In this short series, we’re organizing potential tactics by the amount of time required and the three principles of the inbound methodology they address: attract, engage and delight. Bookmark these posts, and the next time you have time for marketing, refer back to them for tactical ideas and inspiration.
Manage your paid ad campaign (traditional PPC such as Google Ads, Facebook or LinkedIn)
Develop a new digital ad (display or search PPC)
Conduct keyword research to ensure your SEO strategy is on track; note any new keywords you’re not optimizing for and/or changes that may affect your search visibility
Monitor social media for mentions of your brand, competitors and product/service offerings; record opportunities to engage in the conversation or develop content based on the findings
Meet with a member of your sales team – or write down questions for them to respond to later – to discuss frequently asked questions, new inquiries and if their sales cycle has changed so that you can use this information to inform blog posts, white papers and more
Create a social media content calendar of evergreen posts so that you have fodder for the month as needed
Brush up on a marketing-related certification such as Google Ads, Facebook BluePrint, or a HubSpot certification to help ensure you’re using the channels effectively
Use the following tactics to personalize visitor experiences, foster relationships with potential buyers and nurture leads into loyal customers.
Use the following tactics to make your current customers so happy they’ll want to go out and sing the praises of your business.
Treat a customer to coffee or lunch
Plan a customer appreciation event or promotion
Create a video answering the top 5 most frequently asked questions from customers
Review your CRM for customers that recently received less-than-stellar service; write personal notes to them thanking them for their patience and apologizing, if warranted
Create a customer feedback survey
Research and consider whether a new CMS that allows for smart personalized content might provide a better experience for your customers
Plan and outline a case study that makes a valued customer look great
Create a customer appreciation video that features members of your team thanking customers for their business
Highlight praise from your customers’ social media pages on your website
Assemble and package personalized gifts for an upcoming holiday
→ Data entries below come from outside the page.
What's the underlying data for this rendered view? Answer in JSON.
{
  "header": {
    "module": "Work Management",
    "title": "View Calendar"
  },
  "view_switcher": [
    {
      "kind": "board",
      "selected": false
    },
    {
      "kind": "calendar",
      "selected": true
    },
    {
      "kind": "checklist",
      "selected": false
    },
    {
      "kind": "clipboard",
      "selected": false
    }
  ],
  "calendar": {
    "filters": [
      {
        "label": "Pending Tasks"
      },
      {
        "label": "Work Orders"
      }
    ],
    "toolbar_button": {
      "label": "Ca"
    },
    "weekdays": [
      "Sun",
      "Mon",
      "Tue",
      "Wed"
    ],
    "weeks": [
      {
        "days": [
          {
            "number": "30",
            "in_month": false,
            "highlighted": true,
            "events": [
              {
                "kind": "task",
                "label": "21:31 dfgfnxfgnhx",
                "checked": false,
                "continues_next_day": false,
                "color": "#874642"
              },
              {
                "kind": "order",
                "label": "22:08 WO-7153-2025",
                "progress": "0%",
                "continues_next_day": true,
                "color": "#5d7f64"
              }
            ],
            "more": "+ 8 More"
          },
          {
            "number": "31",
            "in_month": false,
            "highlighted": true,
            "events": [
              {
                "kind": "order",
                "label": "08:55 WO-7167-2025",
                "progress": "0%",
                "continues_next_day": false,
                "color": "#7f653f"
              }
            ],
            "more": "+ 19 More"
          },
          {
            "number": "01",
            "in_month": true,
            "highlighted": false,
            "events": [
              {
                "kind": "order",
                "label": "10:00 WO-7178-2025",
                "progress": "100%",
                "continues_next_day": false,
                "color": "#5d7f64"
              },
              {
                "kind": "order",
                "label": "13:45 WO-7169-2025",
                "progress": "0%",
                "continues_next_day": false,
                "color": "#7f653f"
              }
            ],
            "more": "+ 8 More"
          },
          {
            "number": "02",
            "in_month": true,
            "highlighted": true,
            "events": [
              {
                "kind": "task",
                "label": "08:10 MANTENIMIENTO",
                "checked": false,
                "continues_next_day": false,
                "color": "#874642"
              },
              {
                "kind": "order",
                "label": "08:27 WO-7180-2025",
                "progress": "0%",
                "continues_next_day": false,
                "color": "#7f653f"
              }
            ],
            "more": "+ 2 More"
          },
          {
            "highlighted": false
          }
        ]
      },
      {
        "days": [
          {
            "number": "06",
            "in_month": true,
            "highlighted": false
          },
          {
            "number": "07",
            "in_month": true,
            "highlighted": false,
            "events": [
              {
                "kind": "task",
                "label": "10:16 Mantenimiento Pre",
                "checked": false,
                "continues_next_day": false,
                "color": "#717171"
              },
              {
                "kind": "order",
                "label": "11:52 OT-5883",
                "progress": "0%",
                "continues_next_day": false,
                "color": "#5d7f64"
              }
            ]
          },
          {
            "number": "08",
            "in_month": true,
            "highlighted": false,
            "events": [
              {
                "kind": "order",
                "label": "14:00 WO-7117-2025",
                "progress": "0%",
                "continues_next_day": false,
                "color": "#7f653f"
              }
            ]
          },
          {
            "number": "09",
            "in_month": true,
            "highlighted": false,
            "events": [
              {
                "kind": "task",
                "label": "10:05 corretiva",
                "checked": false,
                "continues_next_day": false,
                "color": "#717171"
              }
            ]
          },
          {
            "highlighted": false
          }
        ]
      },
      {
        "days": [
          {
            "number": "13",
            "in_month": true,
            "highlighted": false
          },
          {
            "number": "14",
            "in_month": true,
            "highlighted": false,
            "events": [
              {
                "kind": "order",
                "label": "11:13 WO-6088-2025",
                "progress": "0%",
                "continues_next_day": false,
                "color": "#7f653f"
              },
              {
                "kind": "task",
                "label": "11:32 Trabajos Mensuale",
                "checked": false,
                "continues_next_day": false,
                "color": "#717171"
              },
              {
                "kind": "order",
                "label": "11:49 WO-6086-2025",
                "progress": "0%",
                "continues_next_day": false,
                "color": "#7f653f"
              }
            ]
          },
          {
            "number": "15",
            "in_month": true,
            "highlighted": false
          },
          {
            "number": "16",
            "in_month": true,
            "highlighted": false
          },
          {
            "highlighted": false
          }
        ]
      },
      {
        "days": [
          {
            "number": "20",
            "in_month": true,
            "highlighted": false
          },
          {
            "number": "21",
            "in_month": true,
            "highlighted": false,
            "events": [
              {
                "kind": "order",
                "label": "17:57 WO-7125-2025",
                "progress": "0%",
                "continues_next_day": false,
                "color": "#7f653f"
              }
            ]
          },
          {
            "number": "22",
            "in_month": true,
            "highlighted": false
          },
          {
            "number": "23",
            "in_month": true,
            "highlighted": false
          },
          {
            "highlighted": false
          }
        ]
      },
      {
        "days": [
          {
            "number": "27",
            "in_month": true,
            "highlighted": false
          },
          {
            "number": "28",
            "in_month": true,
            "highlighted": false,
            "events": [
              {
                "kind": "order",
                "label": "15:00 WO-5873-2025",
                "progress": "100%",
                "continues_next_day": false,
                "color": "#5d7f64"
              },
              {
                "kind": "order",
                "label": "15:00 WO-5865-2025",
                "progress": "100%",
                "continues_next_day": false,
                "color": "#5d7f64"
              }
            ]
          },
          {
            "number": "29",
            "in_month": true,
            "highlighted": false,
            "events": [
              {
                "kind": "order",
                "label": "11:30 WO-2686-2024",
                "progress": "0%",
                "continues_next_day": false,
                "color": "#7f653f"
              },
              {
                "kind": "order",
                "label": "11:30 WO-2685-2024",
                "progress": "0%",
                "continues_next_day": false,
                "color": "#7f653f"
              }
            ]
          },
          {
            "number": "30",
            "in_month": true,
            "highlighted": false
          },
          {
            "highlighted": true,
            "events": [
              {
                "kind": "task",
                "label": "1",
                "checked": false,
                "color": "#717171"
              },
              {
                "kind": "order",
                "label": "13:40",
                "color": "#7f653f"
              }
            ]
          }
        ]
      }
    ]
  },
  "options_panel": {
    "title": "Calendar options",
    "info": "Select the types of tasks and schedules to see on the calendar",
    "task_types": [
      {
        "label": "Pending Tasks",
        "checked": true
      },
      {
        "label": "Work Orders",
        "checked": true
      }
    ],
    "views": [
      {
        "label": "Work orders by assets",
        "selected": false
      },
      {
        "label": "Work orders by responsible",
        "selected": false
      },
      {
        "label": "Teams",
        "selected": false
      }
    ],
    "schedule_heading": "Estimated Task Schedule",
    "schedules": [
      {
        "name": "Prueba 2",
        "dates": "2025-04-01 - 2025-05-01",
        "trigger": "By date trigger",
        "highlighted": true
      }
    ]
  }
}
While 15- and 30-minute windows are nice for knocking out quicker tasks, 60-minute windows are much more conducive to projects that require deeper work and uninterrupted concentration, like content creation, strategy and analysis. So, though it can be tempting to use a 60-minute window to cross off a bunch of easy to-do’s, take advantage of these blocks when you can and put them toward your bigger marketing projects.
Want a print-friendly reference guide with all of our 15-, 30- and 60-minute tactics in one place?
Charlie is the Chief Strategy Officer at Simple Machines Marketing. When he's not doing the marketing, he likes playing guitar, hanging with his family in Chicago and lots of other stuff too but this seems like a good amount for a blog bio.